**WHAT YOU SHOULD DO**
Every line of the material that holds "caption" should be counted; give the number and nothing more.
━━ DATA FOR THIS EXERCISE
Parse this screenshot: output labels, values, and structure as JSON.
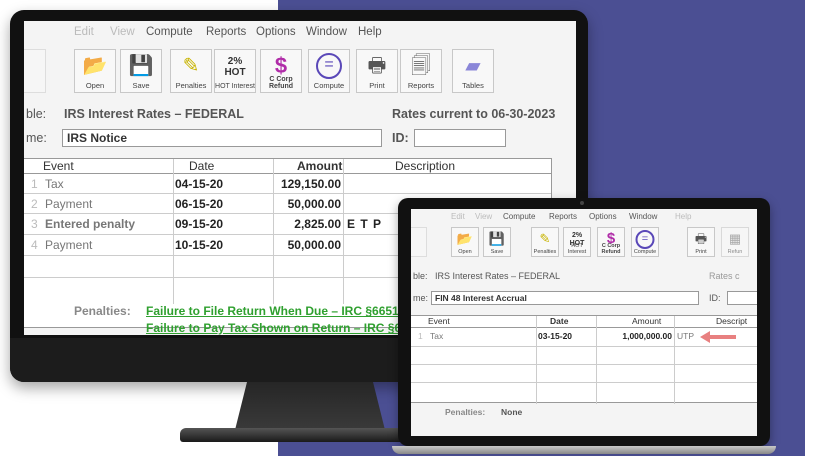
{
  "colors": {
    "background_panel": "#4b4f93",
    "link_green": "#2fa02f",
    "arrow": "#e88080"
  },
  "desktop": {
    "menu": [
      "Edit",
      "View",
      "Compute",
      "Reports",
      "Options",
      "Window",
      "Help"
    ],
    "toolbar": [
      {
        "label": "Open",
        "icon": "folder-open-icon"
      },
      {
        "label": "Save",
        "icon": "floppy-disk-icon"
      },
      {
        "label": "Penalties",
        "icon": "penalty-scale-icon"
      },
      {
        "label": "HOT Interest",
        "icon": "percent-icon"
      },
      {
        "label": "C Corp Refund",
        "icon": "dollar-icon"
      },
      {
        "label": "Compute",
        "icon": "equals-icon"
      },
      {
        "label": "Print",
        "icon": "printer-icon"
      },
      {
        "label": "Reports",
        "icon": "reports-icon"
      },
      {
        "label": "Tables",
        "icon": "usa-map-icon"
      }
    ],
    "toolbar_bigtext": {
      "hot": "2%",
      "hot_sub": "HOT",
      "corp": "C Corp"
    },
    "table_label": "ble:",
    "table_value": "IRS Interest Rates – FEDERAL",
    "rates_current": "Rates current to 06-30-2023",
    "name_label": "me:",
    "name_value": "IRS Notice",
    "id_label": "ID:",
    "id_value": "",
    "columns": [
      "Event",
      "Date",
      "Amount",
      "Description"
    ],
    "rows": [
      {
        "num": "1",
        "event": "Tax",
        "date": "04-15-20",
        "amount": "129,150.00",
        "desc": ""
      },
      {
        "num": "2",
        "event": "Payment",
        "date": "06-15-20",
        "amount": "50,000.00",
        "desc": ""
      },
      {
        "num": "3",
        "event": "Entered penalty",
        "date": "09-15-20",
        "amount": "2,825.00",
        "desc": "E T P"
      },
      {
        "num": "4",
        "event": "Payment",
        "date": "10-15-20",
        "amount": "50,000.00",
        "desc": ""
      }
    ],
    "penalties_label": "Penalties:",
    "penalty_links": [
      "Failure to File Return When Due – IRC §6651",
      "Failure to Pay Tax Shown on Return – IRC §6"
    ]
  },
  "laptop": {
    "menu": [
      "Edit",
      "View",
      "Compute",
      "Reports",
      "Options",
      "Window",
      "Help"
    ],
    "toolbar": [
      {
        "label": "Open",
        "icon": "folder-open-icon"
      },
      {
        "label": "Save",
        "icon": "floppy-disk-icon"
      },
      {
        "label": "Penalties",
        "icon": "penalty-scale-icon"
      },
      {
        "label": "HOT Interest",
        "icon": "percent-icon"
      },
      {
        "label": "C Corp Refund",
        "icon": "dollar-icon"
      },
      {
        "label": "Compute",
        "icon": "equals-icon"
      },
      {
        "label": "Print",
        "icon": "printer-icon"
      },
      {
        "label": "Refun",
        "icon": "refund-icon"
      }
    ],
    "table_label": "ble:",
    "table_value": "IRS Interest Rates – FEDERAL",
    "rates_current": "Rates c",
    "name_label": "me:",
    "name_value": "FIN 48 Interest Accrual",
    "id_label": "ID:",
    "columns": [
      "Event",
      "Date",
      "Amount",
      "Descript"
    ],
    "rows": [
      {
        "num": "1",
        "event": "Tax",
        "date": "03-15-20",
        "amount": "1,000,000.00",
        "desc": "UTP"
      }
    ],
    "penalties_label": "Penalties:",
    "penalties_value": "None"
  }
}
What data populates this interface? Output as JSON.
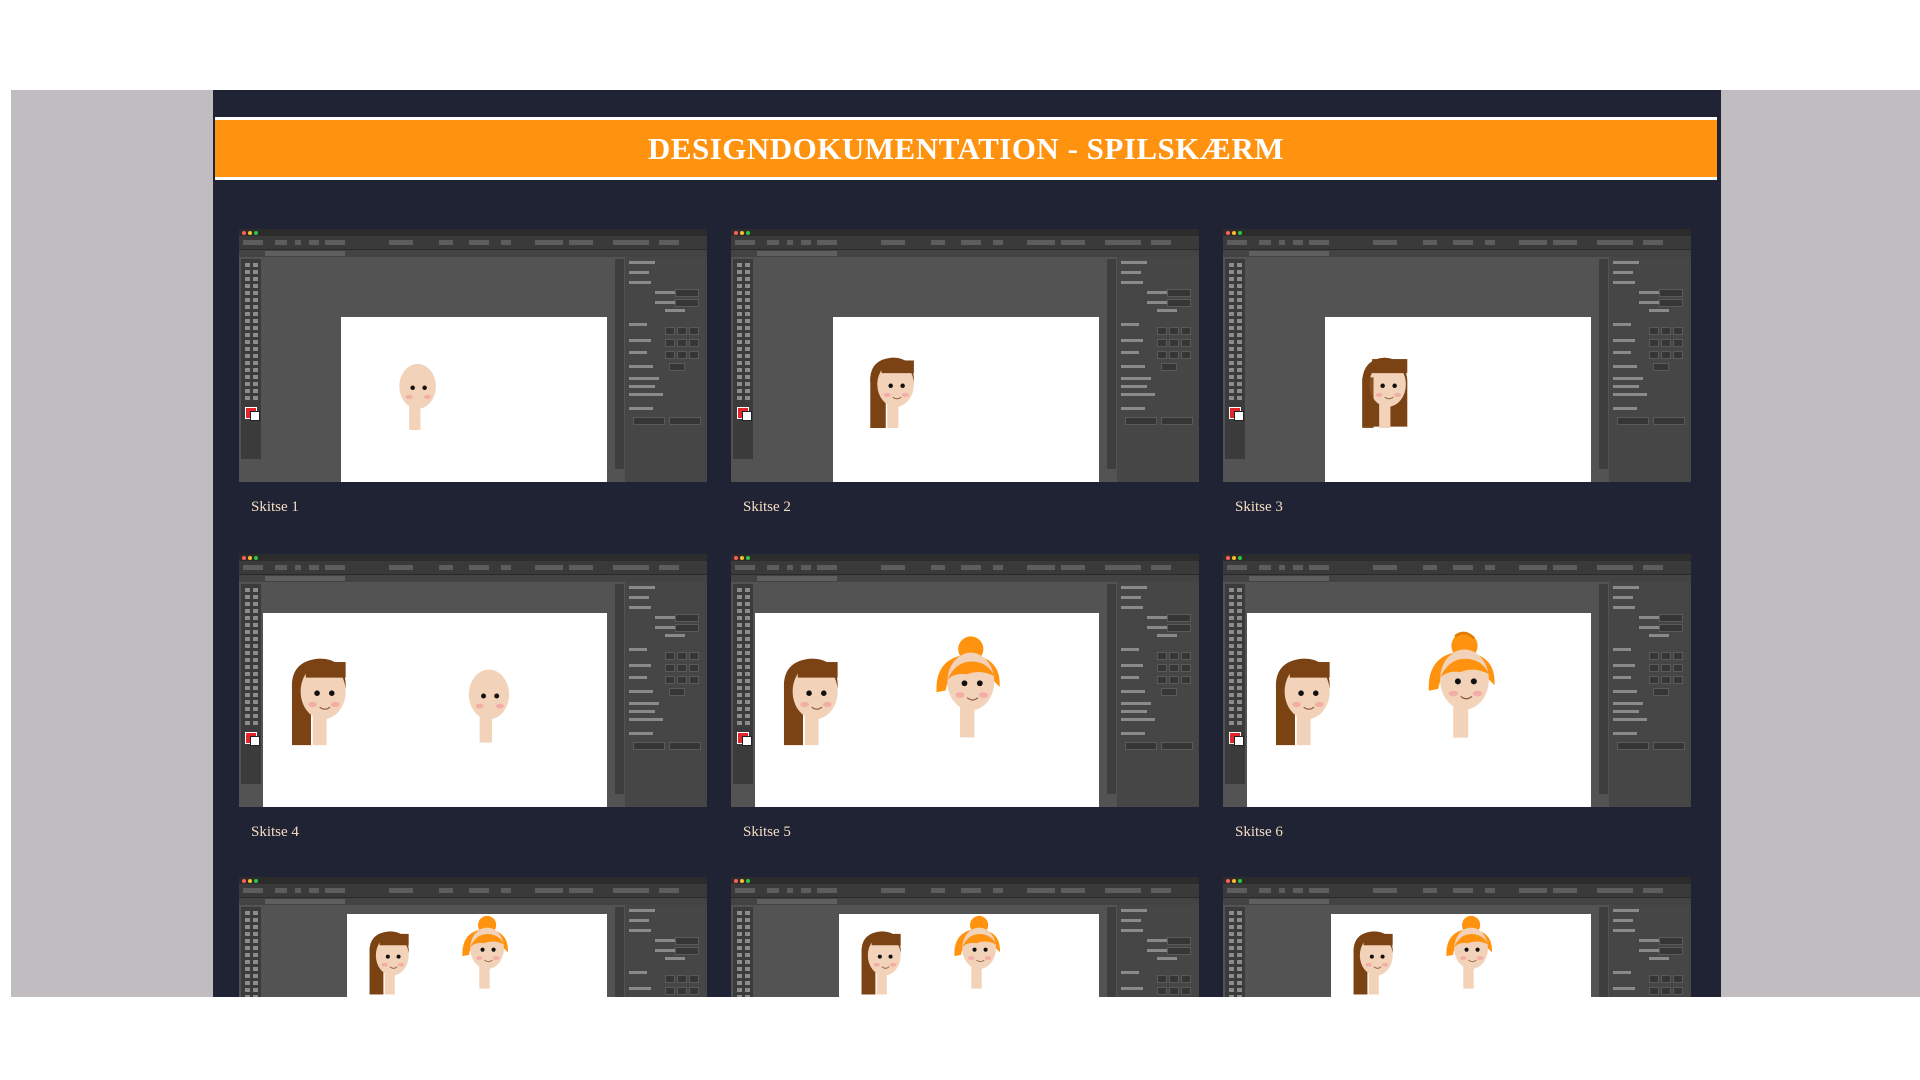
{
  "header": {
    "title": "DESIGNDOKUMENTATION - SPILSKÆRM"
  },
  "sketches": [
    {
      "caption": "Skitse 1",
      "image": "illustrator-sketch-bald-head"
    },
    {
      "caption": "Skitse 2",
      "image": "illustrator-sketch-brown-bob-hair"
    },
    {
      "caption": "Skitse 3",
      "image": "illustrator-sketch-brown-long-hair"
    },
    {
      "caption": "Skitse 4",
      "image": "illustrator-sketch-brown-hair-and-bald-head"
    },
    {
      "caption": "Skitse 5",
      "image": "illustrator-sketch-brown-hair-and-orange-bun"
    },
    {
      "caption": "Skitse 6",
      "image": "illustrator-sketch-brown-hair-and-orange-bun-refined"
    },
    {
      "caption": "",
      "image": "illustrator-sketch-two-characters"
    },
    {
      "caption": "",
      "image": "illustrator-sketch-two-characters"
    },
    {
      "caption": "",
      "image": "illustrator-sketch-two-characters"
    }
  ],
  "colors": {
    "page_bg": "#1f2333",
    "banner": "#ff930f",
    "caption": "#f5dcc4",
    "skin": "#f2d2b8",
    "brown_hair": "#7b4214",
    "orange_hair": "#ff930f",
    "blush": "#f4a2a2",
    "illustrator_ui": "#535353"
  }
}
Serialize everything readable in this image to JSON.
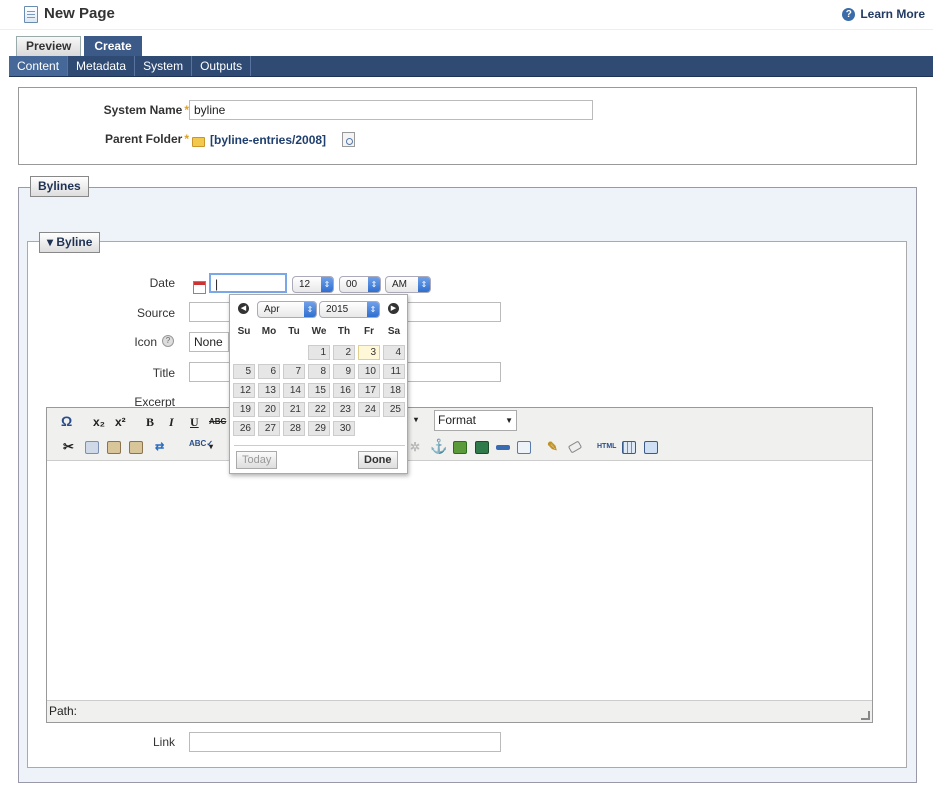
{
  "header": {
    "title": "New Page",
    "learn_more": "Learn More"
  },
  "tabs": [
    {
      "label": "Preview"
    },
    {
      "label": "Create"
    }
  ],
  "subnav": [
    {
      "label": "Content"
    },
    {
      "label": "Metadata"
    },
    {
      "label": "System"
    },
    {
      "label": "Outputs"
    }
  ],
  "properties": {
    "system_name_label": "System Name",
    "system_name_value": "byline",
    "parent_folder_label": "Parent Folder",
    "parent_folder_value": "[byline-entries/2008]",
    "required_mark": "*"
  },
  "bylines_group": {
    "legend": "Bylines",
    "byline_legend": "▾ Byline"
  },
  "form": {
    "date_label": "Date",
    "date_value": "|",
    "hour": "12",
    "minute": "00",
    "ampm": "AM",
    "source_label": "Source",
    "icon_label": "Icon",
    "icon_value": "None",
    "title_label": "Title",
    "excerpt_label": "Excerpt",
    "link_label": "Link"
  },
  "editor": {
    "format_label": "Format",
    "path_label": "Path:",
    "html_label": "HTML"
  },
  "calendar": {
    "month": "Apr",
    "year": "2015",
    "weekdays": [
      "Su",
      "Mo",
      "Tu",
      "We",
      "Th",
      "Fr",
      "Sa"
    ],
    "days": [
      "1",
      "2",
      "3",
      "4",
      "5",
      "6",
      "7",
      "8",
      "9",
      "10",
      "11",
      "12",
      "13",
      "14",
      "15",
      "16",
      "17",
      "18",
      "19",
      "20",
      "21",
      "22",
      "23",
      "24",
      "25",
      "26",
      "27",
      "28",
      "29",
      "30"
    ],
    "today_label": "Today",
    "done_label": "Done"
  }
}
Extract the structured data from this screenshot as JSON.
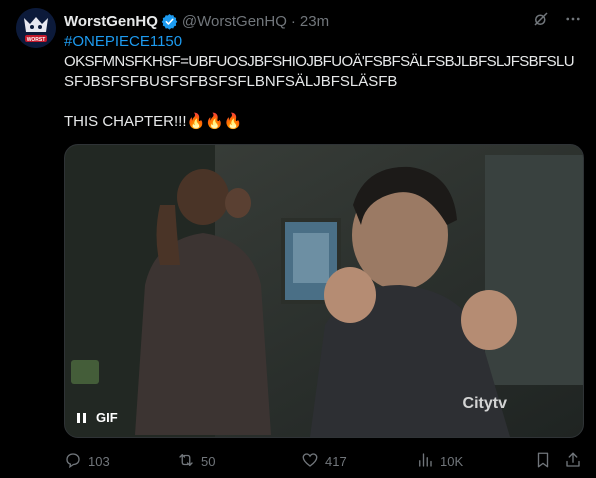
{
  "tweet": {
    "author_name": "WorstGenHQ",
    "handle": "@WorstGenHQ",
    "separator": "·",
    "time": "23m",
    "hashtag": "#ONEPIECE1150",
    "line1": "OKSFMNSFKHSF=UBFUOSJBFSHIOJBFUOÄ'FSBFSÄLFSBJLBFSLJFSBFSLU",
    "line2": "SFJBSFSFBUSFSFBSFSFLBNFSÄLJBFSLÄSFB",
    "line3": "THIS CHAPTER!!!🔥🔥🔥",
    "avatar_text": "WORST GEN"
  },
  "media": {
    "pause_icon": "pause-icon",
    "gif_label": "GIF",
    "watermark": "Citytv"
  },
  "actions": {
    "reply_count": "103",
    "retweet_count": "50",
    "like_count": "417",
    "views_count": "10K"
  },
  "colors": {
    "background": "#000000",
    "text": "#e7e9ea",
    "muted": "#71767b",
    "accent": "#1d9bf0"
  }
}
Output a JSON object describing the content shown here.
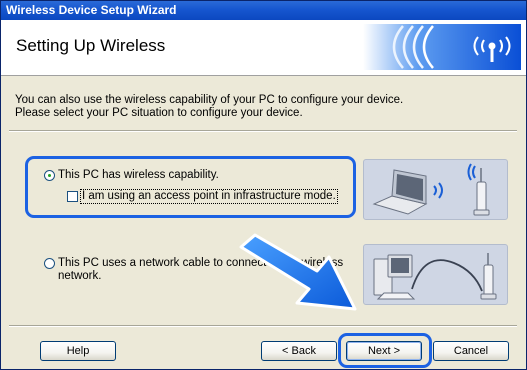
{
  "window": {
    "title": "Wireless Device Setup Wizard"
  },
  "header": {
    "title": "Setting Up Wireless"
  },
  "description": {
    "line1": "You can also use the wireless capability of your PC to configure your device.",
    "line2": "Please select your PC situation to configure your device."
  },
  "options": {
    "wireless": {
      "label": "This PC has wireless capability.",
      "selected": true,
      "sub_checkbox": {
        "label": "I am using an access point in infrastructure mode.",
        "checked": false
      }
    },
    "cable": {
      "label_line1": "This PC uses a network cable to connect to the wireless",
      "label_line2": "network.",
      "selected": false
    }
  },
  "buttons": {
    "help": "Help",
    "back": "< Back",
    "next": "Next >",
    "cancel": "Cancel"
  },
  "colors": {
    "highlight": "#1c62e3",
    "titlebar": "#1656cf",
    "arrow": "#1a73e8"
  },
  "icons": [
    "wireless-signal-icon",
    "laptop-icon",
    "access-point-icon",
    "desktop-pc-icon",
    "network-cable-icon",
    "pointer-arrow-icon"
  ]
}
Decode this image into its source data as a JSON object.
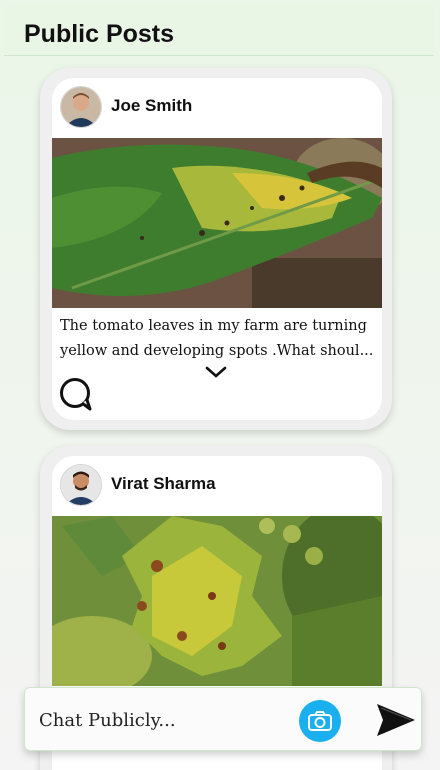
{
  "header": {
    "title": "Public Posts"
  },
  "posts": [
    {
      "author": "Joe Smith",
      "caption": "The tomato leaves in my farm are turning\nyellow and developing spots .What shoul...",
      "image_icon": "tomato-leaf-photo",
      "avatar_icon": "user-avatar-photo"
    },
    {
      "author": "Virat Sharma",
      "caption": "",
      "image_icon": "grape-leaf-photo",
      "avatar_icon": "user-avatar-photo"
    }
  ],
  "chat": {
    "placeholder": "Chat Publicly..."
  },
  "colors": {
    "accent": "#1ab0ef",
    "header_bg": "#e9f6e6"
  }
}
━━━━
**RESPONSE AREA**
12